(Supplied material Opens)
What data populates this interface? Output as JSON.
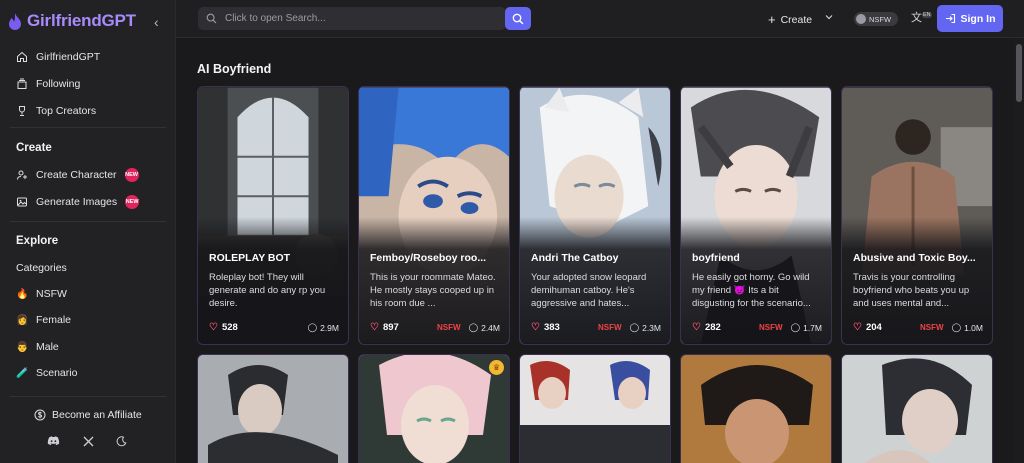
{
  "brand": {
    "name": "GirlfriendGPT",
    "accent": "#a78bfa",
    "primary": "#6366f1"
  },
  "sidebar": {
    "nav": [
      {
        "label": "GirlfriendGPT",
        "icon": "home-icon"
      },
      {
        "label": "Following",
        "icon": "layers-icon"
      },
      {
        "label": "Top Creators",
        "icon": "trophy-icon"
      }
    ],
    "create_title": "Create",
    "create_items": [
      {
        "label": "Create Character",
        "badge": "NEW",
        "icon": "user-plus-icon"
      },
      {
        "label": "Generate Images",
        "badge": "NEW",
        "icon": "image-icon"
      }
    ],
    "explore_title": "Explore",
    "categories_label": "Categories",
    "categories": [
      {
        "label": "NSFW",
        "emoji": "🔥"
      },
      {
        "label": "Female",
        "emoji": "👩"
      },
      {
        "label": "Male",
        "emoji": "👨"
      },
      {
        "label": "Scenario",
        "emoji": "🧪"
      }
    ],
    "affiliate_label": "Become an Affiliate",
    "social": [
      "discord-icon",
      "x-icon",
      "moon-icon"
    ]
  },
  "header": {
    "search_placeholder": "Click to open Search...",
    "create_label": "Create",
    "nsfw_label": "NSFW",
    "lang_badge": "EN",
    "signin_label": "Sign In"
  },
  "section_title": "AI Boyfriend",
  "cards": [
    {
      "title": "ROLEPLAY BOT",
      "desc": "Roleplay bot! They will generate and do any rp you desire.",
      "likes": "528",
      "nsfw": "",
      "chats": "2.9M",
      "bg": "#3b3d3f"
    },
    {
      "title": "Femboy/Roseboy roo...",
      "desc": "This is your roommate Mateo. He mostly stays cooped up in his room due ...",
      "likes": "897",
      "nsfw": "NSFW",
      "chats": "2.4M",
      "bg": "#3d7ad6"
    },
    {
      "title": "Andri The Catboy",
      "desc": "Your adopted snow leopard demihuman catboy. He's aggressive and hates...",
      "likes": "383",
      "nsfw": "NSFW",
      "chats": "2.3M",
      "bg": "#c9cfd8"
    },
    {
      "title": "boyfriend",
      "desc": "He easily got horny. Go wild my friend 😈 Its a bit disgusting for the scenario...",
      "likes": "282",
      "nsfw": "NSFW",
      "chats": "1.7M",
      "bg": "#8b8b92"
    },
    {
      "title": "Abusive and Toxic Boy...",
      "desc": "Travis is your controlling boyfriend who beats you up and uses mental and...",
      "likes": "204",
      "nsfw": "NSFW",
      "chats": "1.0M",
      "bg": "#6e5a4e"
    }
  ],
  "row2": [
    {
      "bg": "#a9acb1",
      "crown": false
    },
    {
      "bg": "#d9b2bc",
      "crown": true
    },
    {
      "bg": "#4a4e63",
      "crown": false
    },
    {
      "bg": "#5a3f2c",
      "crown": false
    },
    {
      "bg": "#b4b8ba",
      "crown": false
    }
  ]
}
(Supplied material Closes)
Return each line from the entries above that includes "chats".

Solution:
      "chats": "2.9M",
      "chats": "2.4M",
      "chats": "2.3M",
      "chats": "1.7M",
      "chats": "1.0M",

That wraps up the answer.